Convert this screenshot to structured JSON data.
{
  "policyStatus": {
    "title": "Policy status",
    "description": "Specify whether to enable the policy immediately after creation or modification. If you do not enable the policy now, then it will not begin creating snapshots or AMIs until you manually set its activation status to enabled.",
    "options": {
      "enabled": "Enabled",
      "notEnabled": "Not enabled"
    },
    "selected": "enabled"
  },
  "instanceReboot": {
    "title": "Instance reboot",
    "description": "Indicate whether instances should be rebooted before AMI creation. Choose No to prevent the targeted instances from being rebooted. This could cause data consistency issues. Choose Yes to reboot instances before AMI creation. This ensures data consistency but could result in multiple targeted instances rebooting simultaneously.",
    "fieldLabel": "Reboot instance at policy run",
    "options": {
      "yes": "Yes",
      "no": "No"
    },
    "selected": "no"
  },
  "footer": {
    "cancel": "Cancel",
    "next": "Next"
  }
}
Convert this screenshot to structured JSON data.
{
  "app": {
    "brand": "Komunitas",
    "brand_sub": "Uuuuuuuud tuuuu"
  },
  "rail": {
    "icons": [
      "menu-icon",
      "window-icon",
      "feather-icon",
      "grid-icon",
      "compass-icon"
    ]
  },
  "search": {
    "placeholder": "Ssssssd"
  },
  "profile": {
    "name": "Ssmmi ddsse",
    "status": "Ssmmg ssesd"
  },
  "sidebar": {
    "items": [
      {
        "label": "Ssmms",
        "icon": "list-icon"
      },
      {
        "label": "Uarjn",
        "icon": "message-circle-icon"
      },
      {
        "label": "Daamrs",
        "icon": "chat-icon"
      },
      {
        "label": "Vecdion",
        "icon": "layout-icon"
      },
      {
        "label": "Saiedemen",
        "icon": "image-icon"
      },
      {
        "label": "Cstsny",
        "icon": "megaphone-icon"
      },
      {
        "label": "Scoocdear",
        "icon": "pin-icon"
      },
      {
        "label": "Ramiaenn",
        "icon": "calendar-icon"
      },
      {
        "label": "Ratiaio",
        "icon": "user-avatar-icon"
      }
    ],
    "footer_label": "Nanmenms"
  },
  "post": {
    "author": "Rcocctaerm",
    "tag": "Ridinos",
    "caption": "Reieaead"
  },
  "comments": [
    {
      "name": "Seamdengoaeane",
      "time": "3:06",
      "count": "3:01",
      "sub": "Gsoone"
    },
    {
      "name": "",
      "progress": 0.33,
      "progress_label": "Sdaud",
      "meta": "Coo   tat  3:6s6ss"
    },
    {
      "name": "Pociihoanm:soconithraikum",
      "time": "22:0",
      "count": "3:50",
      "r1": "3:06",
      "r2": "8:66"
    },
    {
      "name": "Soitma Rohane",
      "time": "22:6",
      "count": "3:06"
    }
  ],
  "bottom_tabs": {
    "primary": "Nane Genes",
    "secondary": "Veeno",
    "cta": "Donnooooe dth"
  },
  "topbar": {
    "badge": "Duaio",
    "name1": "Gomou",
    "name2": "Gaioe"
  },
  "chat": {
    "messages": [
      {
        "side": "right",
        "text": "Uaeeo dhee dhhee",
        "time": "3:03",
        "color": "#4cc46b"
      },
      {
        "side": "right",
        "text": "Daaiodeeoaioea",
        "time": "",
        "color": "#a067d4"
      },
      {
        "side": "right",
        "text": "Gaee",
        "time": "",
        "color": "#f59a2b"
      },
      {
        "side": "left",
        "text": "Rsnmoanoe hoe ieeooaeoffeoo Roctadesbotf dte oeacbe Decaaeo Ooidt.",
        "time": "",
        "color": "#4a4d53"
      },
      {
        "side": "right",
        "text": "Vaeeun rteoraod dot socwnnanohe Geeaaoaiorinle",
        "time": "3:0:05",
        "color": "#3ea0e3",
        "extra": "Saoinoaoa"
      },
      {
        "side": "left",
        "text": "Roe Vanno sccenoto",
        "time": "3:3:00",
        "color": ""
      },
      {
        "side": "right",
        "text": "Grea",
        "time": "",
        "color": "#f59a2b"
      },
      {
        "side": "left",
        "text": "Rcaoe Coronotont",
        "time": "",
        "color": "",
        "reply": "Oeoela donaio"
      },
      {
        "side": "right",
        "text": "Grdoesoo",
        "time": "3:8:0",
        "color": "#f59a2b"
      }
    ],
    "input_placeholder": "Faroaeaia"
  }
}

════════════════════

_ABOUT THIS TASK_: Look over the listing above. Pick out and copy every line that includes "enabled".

_SOLUTION FOR THIS EXERCISE_:
    "description": "Specify whether to enable the policy immediately after creation or modification. If you do not enable the policy now, then it will not begin creating snapshots or AMIs until you manually set its activation status to enabled.",
      "enabled": "Enabled",
      "notEnabled": "Not enabled"
    "selected": "enabled"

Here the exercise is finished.